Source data

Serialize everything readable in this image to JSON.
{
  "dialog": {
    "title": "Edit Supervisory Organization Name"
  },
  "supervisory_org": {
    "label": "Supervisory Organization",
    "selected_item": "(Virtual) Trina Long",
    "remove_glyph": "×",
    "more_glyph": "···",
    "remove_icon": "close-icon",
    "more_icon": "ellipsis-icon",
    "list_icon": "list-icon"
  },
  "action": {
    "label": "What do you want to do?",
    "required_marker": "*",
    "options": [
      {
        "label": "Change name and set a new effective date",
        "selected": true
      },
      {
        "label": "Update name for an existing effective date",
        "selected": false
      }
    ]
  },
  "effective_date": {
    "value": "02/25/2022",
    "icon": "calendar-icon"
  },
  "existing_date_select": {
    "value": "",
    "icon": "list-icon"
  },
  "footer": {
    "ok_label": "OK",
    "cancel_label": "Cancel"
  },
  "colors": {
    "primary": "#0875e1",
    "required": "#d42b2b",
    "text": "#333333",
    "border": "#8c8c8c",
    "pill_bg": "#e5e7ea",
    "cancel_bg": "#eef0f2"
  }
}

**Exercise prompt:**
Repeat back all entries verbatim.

**Exercise solution:**
Serialize everything readable in this image to JSON.
{
  "dialog": {
    "title": "Edit Supervisory Organization Name"
  },
  "supervisory_org": {
    "label": "Supervisory Organization",
    "selected_item": "(Virtual) Trina Long",
    "remove_glyph": "×",
    "more_glyph": "···",
    "remove_icon": "close-icon",
    "more_icon": "ellipsis-icon",
    "list_icon": "list-icon"
  },
  "action": {
    "label": "What do you want to do?",
    "required_marker": "*",
    "options": [
      {
        "label": "Change name and set a new effective date",
        "selected": true
      },
      {
        "label": "Update name for an existing effective date",
        "selected": false
      }
    ]
  },
  "effective_date": {
    "value": "02/25/2022",
    "icon": "calendar-icon"
  },
  "existing_date_select": {
    "value": "",
    "icon": "list-icon"
  },
  "footer": {
    "ok_label": "OK",
    "cancel_label": "Cancel"
  },
  "colors": {
    "primary": "#0875e1",
    "required": "#d42b2b",
    "text": "#333333",
    "border": "#8c8c8c",
    "pill_bg": "#e5e7ea",
    "cancel_bg": "#eef0f2"
  }
}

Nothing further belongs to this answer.